Jusu was able to bring Suicide By Sunlight to the big screen because of THROUGH HER LENS: The Tribeca Chanel Women’s Filmmaker Program. She won the grant in the program’s third year. “I highly encourage filmmakers to just apply to stuff because you never know [where] it is going to lead you,” the Atlanta native reflected. “I applied to Tribeca All Access, which is a great grant that gives you $10,000 to work on your feature. Yvonne Shirley and I wanted to turn our short Flowers into a feature, but we got rejected. However, they liked our work so much that they nominated both of us for THROUGH HER LENS. I was tired of shorts, but it was $85,000. So, I tried to be slick, and I submitted what was very much a teaser for my series. They were like, ‘This is great, but this is not a short.’ So I sat down with Robin, my co-writer, and we came up with the short film that is Suicide by Sunlight.
THROUGH HER LENS ended up being a once-in-a-lifetime experience for Jusu. “It was five days of nurturing and mentorship,” she revealed. “I had mentorship from Effie Brown, I had mentorship from Ilene Chaiken and Amma Asante. Mira Nair and Rachel Weisz were judges. So it was us and four other women teams that were very competitive.
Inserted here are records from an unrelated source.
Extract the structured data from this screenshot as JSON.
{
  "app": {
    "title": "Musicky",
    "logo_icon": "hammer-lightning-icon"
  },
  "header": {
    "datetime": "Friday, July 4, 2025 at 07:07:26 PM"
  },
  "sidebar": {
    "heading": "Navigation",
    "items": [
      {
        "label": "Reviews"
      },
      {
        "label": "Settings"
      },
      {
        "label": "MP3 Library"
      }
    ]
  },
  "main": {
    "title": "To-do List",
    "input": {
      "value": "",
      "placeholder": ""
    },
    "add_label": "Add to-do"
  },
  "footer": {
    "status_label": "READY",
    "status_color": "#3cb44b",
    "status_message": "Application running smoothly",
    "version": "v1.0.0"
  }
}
You practice your pitches, you get feedback, you meet with people, and you go to Master Talks. It was so fruitful. When they announced that we won that night, I was shocked. That was the beginning of the journey for this short.”
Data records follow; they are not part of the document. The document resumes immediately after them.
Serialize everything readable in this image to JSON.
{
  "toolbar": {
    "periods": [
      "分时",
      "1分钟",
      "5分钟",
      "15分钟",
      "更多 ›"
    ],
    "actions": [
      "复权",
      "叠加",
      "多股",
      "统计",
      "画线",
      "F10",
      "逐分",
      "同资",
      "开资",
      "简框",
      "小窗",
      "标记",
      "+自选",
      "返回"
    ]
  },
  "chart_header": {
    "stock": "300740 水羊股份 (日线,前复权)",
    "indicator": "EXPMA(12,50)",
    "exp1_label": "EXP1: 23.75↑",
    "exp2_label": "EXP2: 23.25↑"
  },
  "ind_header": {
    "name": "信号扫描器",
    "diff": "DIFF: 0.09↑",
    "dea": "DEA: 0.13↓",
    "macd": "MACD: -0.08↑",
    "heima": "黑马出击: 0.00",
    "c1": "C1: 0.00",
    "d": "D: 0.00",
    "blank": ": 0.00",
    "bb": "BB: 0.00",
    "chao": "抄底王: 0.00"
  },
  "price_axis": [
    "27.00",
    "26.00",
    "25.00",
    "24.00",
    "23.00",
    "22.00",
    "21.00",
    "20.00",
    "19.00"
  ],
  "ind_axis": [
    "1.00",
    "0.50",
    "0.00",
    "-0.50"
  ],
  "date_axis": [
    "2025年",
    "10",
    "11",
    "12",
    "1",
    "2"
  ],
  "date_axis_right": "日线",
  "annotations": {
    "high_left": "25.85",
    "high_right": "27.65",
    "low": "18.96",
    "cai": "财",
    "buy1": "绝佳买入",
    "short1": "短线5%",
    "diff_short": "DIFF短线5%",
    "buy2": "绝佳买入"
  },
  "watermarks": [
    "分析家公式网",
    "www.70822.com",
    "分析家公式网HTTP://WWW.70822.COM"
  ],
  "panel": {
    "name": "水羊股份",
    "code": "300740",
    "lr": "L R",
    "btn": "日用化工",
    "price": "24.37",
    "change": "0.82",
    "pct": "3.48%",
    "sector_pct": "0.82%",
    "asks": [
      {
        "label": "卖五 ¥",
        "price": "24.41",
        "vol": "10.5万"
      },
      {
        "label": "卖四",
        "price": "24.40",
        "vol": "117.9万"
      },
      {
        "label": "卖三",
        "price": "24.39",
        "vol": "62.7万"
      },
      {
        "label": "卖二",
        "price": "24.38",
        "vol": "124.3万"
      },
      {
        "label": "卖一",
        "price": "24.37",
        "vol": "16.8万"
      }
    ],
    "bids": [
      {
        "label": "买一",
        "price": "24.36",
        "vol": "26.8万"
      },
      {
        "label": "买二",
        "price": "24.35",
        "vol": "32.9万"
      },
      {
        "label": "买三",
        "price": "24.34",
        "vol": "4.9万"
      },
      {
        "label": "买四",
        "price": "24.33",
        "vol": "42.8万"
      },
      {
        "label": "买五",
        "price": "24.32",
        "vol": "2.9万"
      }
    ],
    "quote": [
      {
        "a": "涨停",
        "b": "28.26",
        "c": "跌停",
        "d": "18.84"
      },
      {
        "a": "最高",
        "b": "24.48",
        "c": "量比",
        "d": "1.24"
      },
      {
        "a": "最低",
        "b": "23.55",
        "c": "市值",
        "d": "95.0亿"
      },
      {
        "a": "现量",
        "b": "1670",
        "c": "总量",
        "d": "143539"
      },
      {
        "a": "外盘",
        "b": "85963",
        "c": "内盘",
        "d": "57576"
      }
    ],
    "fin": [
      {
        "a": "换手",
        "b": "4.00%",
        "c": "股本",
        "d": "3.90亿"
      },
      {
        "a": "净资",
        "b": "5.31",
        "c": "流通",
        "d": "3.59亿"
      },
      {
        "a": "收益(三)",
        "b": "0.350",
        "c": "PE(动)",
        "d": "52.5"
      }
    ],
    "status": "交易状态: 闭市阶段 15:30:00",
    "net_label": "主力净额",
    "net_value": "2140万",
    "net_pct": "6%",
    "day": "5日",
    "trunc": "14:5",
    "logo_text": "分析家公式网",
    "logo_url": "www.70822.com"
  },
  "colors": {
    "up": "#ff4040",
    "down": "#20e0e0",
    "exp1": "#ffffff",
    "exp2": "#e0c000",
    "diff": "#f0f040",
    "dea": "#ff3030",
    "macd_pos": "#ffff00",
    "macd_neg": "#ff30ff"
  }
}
Though we only get a small window into Valentina’s world, Jusu is nowhere near done with the character. She’s already been pitching her television series based on several day-walking Black vampires. “This has been the easiest pitch of my life,” she grinned. “The series circulates around four primary characters. We have a character who doesn’t know that he’s half-vampire-half-human. He was in the foster system, so he’s just starting to learn his abilities. Then, we have a character who knows that she’s half, but rejects that lineage. So it’s different stages of their identity as Black vampires. Valentina is the fully fledged vampire who sees human beings as disposable and self-destructive. It’s a lot of commentary on identity, but also commentary on race and sexuality. It’s really important to know that our vampires are very much alive. This is an identity that exists, and it’s kind of like tribalism, you’re either a part of this tribe, or you’re not. We’re currently pitching it to different networks.”
Suicide By Sunlight is incredible because the brilliant concept was right there under our noses all off this time. “In terms of melanin, it’s grounded in science,” Jusu said. “Black people are more protected from the sun. Grounding that in the genre, so many people miss the opportunity to explore that, from True Blood to Interview with A Vampire, because they’re only thinking about whiteness.”
Suicide By Sunlight premiered at Sundance Film Festival on January 25, 2019.
Aramide A. Tinubu is a film critic and entertainment writer. As a journalist, her work has been published in EBONY, JET, ESSENCE, Bustle, The Daily Mail, IndieWire and Blavity. She wrote her master’s thesis on Black Girlhood and Parental Loss in Contemporary Black American Cinema. She’s a cinephile, bookworm, blogger and NYU + Columbia University alum. You can find her reviews on Rotten Tomatoes or A Word With Aramide or tweet her @wordwitharamide